Exercise requirements -
Please retype the data in full and exactly; the pictures are not part of the copy.

Recorded information -
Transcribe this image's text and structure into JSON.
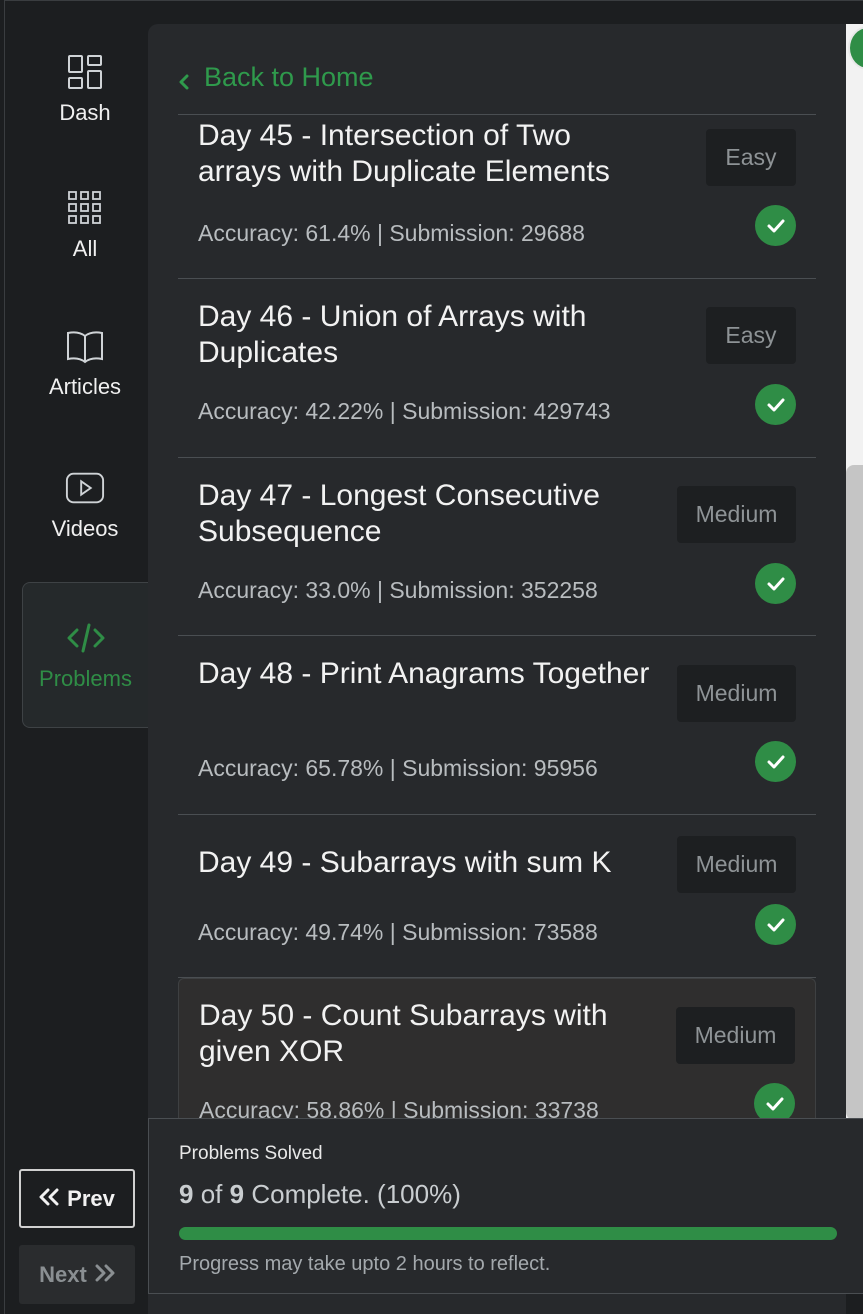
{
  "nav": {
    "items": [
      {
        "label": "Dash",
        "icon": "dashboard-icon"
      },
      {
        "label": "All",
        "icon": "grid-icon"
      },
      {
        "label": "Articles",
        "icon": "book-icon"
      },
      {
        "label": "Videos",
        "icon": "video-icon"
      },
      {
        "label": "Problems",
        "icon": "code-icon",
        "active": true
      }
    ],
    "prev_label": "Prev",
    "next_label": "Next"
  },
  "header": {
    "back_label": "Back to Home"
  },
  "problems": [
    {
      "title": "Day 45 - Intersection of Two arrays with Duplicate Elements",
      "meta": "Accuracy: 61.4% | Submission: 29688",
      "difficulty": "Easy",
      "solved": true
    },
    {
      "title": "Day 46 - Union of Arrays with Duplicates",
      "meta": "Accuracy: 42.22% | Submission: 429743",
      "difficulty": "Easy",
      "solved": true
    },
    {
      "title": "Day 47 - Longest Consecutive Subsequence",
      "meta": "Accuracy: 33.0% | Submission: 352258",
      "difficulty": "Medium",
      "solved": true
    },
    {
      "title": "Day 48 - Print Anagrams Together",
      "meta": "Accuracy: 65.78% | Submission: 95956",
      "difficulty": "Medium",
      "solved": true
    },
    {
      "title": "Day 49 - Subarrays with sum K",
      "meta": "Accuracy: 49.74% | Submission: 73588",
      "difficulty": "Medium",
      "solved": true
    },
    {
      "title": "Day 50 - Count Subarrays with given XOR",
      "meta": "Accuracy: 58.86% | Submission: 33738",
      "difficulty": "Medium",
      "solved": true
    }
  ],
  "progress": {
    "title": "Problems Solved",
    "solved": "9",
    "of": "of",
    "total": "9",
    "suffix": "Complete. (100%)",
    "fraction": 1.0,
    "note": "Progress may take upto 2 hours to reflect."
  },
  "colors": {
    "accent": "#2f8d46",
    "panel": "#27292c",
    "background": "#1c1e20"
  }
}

Answer to this task -
Transcribe this image's text and structure into JSON.
{
  "nav": {
    "items": [
      {
        "label": "Dash",
        "icon": "dashboard-icon"
      },
      {
        "label": "All",
        "icon": "grid-icon"
      },
      {
        "label": "Articles",
        "icon": "book-icon"
      },
      {
        "label": "Videos",
        "icon": "video-icon"
      },
      {
        "label": "Problems",
        "icon": "code-icon",
        "active": true
      }
    ],
    "prev_label": "Prev",
    "next_label": "Next"
  },
  "header": {
    "back_label": "Back to Home"
  },
  "problems": [
    {
      "title": "Day 45 - Intersection of Two arrays with Duplicate Elements",
      "meta": "Accuracy: 61.4% | Submission: 29688",
      "difficulty": "Easy",
      "solved": true
    },
    {
      "title": "Day 46 - Union of Arrays with Duplicates",
      "meta": "Accuracy: 42.22% | Submission: 429743",
      "difficulty": "Easy",
      "solved": true
    },
    {
      "title": "Day 47 - Longest Consecutive Subsequence",
      "meta": "Accuracy: 33.0% | Submission: 352258",
      "difficulty": "Medium",
      "solved": true
    },
    {
      "title": "Day 48 - Print Anagrams Together",
      "meta": "Accuracy: 65.78% | Submission: 95956",
      "difficulty": "Medium",
      "solved": true
    },
    {
      "title": "Day 49 - Subarrays with sum K",
      "meta": "Accuracy: 49.74% | Submission: 73588",
      "difficulty": "Medium",
      "solved": true
    },
    {
      "title": "Day 50 - Count Subarrays with given XOR",
      "meta": "Accuracy: 58.86% | Submission: 33738",
      "difficulty": "Medium",
      "solved": true
    }
  ],
  "progress": {
    "title": "Problems Solved",
    "solved": "9",
    "of": "of",
    "total": "9",
    "suffix": "Complete. (100%)",
    "fraction": 1.0,
    "note": "Progress may take upto 2 hours to reflect."
  },
  "colors": {
    "accent": "#2f8d46",
    "panel": "#27292c",
    "background": "#1c1e20"
  }
}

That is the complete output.